ASSIGNED TASK - Identify each line below containing the string "left" and copy it.

AVAILABLE DATA -
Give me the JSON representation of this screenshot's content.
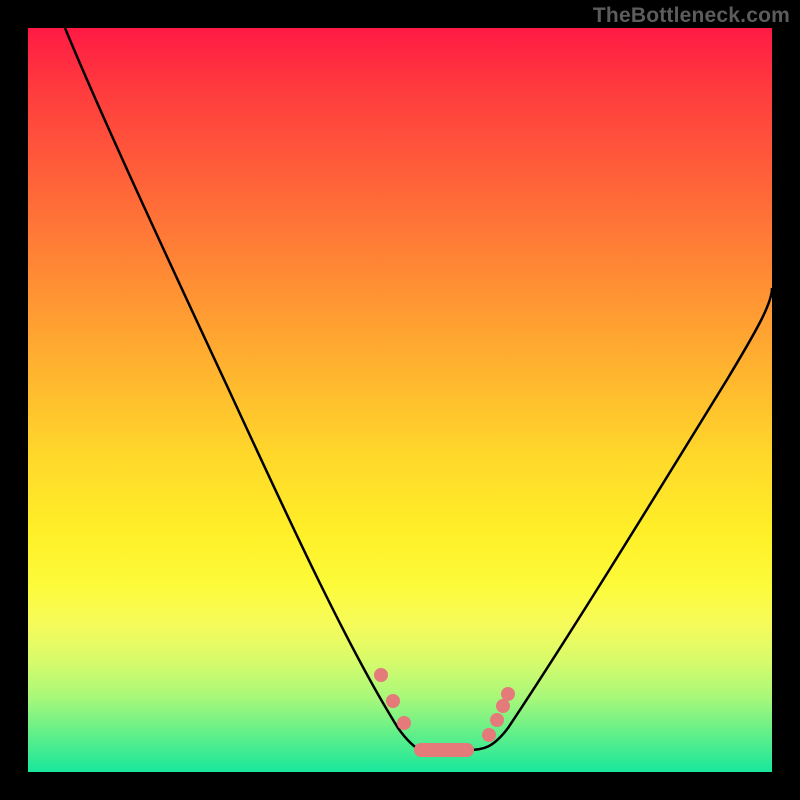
{
  "watermark": "TheBottleneck.com",
  "colors": {
    "frame": "#000000",
    "curve": "#000000",
    "marker": "#e47a7a",
    "gradient_top": "#ff1a44",
    "gradient_bottom": "#18e79c"
  },
  "chart_data": {
    "type": "line",
    "title": "",
    "xlabel": "",
    "ylabel": "",
    "xlim": [
      0,
      100
    ],
    "ylim": [
      0,
      100
    ],
    "grid": false,
    "series": [
      {
        "name": "curve",
        "x": [
          5,
          8,
          12,
          16,
          20,
          24,
          28,
          32,
          36,
          40,
          44,
          47,
          50,
          53,
          55,
          58,
          62,
          66,
          70,
          74,
          78,
          82,
          86,
          90,
          94,
          98,
          100
        ],
        "y": [
          100,
          94,
          86,
          78,
          70,
          62,
          54,
          46,
          38,
          30,
          22,
          15,
          9,
          5,
          3,
          3,
          4,
          8,
          14,
          21,
          28,
          35,
          42,
          49,
          56,
          62,
          65
        ]
      }
    ],
    "markers": [
      {
        "name": "left-dot-1",
        "x": 47.5,
        "y": 13
      },
      {
        "name": "left-dot-2",
        "x": 49.0,
        "y": 9.5
      },
      {
        "name": "left-dot-3",
        "x": 50.5,
        "y": 6.5
      },
      {
        "name": "right-dot-1",
        "x": 62.0,
        "y": 5
      },
      {
        "name": "right-dot-2",
        "x": 63.0,
        "y": 7
      },
      {
        "name": "right-dot-3",
        "x": 63.8,
        "y": 9
      },
      {
        "name": "right-dot-4",
        "x": 64.5,
        "y": 10.5
      }
    ],
    "flat_segment": {
      "x_start": 52,
      "x_end": 60,
      "y": 3
    }
  }
}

SOLUTION TO THE PROBLEM -
        "name": "left-dot-1",
        "name": "left-dot-2",
        "name": "left-dot-3",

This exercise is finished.